(Work to complete) Would you copy each line of the data below that has "JSON"?

Data to examine: Begin

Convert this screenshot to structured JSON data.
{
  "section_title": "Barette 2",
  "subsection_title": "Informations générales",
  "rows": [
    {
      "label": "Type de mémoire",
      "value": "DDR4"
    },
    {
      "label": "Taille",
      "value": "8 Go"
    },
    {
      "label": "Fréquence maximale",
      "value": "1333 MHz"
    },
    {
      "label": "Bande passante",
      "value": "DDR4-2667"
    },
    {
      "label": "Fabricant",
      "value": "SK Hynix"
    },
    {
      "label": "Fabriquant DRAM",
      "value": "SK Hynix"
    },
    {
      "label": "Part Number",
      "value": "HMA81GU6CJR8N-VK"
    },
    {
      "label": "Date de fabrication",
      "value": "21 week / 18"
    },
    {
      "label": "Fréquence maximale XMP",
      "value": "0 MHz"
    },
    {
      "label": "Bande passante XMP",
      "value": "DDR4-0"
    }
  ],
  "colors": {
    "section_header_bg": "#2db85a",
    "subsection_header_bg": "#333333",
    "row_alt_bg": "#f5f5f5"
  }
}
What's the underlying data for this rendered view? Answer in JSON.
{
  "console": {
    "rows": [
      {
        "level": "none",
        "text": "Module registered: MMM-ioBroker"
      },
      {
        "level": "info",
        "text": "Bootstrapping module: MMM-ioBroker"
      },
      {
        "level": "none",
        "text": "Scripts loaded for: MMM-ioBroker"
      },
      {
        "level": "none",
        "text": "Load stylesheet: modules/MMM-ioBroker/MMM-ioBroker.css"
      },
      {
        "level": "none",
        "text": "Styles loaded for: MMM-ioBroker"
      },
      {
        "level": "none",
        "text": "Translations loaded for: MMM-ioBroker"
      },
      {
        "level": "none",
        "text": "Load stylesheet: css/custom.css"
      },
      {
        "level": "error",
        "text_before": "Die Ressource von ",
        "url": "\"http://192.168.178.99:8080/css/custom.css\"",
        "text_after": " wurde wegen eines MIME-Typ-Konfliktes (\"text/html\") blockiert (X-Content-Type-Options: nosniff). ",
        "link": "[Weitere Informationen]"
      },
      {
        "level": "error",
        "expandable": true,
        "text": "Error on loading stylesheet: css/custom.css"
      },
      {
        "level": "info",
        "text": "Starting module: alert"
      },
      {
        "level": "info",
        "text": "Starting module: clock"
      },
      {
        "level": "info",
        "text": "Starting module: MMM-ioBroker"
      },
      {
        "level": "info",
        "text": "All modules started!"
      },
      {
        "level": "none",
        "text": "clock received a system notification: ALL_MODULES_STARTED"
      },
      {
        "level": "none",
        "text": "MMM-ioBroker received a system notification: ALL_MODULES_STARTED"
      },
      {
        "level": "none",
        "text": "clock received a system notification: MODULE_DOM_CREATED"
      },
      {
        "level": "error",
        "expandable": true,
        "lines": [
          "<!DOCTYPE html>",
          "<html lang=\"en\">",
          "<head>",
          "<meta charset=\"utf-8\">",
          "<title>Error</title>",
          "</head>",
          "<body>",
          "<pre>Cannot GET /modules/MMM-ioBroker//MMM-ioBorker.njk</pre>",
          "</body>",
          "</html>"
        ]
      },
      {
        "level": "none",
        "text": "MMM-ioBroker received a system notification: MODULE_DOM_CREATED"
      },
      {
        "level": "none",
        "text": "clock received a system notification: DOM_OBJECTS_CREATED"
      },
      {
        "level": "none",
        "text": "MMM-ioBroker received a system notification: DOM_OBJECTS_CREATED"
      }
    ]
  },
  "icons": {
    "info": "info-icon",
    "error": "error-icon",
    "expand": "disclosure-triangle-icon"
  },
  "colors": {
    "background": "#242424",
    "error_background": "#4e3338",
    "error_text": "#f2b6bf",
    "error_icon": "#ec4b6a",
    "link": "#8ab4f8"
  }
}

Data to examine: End

(Output for this exercise)
Convert this screenshot to structured JSON data.
What's the underlying data for this rendered view? Answer in JSON.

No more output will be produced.